Review by Fred Rudofsky
Photographs by Timothy Reidy
“Could it be true? Revolution Hall is going to be rocking like in its heyday?” That was the predominant thought likely rattling in the minds of those walking into Revolution Hall on the chilly Friday eve before Christmas Eve. With Super 400 headlining a triple bill – also featuring the Charlie Watts Riots and Fort Rooster – to ring out 2011 and stock the shelves of a local food food bank, the answer was a resounding yes!
Sure, the interior of Revolution Hall had changed quite a bit since its jarring transition to a special events venue, but the vibe before Super 400 went on was one of intense anticipation and good will. Once on stage, the finest rock trio on the scene today ripped into “Needle Down” from their recent masterpiece “Sweet Fist” and never let up. A pair of songs from “3 and the Beast” – “Push Back Now” and “It’s Gonna Burst” – realigned the shockras of everybody from the floor to the balconies, while “Green Grass End” had many singing along to its irresistible chorus. Bassist Lori Friday took the lead vocals on the funky original “Flashlight,” and “On Fire” had folks out on the dance floor.
Mid-set, the band reached deep into some cover songs and their own catalog as well, showing not only good taste, but daring. It takes soul and chops to cover Prince’s “The Cross,” but ace singer-guitarist Kenny Hohman plunged into the song about hard won devotion and made a joyful noise. Sly and the Family Stone’s “Don’t Burn Baby” got a revved up treatment, allowing drummer Joe Daley to groove with gusto and prompting Friday herself to echo a fan in the balcony’s sentiments: “Love that Sly Stone!”
With Daley slicing and dicing time like a ninja, “Black Eyed Dog” from the band’s eponymous debut rocked hard in ebb and flow style, the guitar riffs oscillating like bagpipes into the crowd. Long a favorite in the Super 400 repertoire, the Rolling Stones’ “Happy” elevated the holiday spirits of all, no doubt fueled by the fact that Lori Friday, who had suffered a

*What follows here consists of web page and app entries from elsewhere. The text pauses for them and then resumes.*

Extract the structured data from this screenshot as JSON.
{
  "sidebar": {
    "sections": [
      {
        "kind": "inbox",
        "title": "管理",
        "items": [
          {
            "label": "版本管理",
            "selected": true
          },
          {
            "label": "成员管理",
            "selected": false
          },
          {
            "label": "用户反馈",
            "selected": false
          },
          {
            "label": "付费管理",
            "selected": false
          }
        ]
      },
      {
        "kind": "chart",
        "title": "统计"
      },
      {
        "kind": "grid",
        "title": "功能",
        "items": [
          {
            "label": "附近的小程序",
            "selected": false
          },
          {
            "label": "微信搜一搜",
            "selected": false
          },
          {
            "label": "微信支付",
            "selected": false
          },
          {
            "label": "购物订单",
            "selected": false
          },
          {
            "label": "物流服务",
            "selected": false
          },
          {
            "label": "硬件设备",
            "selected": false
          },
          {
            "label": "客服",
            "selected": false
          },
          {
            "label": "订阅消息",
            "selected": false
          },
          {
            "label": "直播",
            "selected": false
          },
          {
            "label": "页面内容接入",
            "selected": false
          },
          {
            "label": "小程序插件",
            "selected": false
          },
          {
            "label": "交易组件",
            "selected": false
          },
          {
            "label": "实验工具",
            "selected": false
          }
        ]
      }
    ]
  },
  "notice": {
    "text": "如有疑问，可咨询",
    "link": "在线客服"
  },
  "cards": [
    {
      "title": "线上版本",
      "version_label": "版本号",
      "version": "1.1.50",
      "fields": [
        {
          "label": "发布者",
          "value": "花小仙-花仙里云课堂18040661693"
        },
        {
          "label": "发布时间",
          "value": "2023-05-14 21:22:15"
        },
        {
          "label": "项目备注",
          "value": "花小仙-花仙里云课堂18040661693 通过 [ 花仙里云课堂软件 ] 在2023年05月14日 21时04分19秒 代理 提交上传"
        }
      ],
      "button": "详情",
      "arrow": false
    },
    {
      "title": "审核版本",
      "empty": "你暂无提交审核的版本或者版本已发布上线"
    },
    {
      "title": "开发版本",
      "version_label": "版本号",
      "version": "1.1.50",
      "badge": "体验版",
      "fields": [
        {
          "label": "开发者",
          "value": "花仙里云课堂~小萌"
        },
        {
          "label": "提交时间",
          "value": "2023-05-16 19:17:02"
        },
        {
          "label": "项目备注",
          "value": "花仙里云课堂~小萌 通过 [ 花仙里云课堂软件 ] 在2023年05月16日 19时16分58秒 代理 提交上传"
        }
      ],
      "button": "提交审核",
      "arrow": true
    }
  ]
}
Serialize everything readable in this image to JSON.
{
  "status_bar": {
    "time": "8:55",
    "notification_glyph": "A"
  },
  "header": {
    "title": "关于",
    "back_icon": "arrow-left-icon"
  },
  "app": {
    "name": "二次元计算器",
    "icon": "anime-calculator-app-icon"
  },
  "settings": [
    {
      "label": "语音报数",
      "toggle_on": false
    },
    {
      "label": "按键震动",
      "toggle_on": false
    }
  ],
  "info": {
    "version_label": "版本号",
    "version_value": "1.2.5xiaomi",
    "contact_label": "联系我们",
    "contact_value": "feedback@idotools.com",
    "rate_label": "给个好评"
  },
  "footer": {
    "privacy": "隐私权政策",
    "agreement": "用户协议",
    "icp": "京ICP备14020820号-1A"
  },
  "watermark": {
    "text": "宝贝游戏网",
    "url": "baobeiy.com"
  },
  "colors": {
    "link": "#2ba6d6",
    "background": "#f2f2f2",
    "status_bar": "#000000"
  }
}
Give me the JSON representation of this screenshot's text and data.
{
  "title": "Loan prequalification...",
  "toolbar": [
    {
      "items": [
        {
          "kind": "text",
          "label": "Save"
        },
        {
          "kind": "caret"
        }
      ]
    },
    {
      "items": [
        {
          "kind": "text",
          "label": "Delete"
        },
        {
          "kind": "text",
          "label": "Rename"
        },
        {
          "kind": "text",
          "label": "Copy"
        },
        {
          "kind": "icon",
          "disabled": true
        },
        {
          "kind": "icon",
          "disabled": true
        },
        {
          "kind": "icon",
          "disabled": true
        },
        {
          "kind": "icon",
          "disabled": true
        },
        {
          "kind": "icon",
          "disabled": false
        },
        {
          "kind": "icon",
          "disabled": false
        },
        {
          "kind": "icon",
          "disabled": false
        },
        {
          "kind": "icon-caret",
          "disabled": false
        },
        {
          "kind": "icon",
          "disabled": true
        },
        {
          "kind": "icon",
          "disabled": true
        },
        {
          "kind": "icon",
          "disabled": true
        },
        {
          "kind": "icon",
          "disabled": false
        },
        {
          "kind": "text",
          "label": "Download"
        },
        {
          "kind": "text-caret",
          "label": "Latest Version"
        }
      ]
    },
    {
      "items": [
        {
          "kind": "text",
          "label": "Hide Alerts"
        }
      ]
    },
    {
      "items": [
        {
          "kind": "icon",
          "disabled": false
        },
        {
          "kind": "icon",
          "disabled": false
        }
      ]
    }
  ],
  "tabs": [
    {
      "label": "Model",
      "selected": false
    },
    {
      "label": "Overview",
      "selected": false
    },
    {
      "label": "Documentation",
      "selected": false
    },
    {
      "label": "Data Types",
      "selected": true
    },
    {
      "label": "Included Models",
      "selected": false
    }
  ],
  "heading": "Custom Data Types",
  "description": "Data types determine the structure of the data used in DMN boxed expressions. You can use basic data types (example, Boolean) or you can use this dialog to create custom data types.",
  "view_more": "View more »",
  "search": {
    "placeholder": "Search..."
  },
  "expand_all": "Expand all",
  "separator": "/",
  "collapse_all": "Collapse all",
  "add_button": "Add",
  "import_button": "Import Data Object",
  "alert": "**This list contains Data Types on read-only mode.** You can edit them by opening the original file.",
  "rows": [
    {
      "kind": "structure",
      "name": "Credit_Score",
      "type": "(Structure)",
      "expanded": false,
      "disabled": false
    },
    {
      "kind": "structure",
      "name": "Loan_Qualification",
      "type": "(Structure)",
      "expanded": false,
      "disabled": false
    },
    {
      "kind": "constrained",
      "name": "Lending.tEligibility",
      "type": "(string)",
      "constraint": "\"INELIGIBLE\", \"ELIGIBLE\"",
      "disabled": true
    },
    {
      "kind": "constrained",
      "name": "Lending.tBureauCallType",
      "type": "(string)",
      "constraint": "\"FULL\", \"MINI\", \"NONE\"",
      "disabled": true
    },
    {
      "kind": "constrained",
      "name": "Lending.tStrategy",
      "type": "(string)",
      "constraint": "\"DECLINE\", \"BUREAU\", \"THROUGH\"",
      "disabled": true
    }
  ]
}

severe accident last winter, was singing the chorus with a radiant smile and tossing out t-shirts to the sea of hands at the end of the song.
A trio of songs from “Sweet Fist” – “FFMN,” “Wave” and “Thorn Tree” – reaffirmed the undeniable telepathy and lyricism these gifted musicians display. Likewise, Carole King’s “I Feel the Earth Move” would have made Jimi Hendrix grin, given its Band of Gypsys arrangement and go-for-broke momentum. “I Ain’t Got You,” originally by Chicago blues legend Billy Boy Arnold (and later made famous by the Yardbirds) was a great showcase for Friday’s singing and fluid bass playing and Hohman’s wonderfully berserk bends on his weathered Telecaster. Digging deep into the early years, Super 400 blasted out a fine rendition of “High Hopes,” and then returned for a powerful one-two punch encore of “Another Heavy Word” and “Emergency” that had the fervent crowd agape.
Viva Super 400!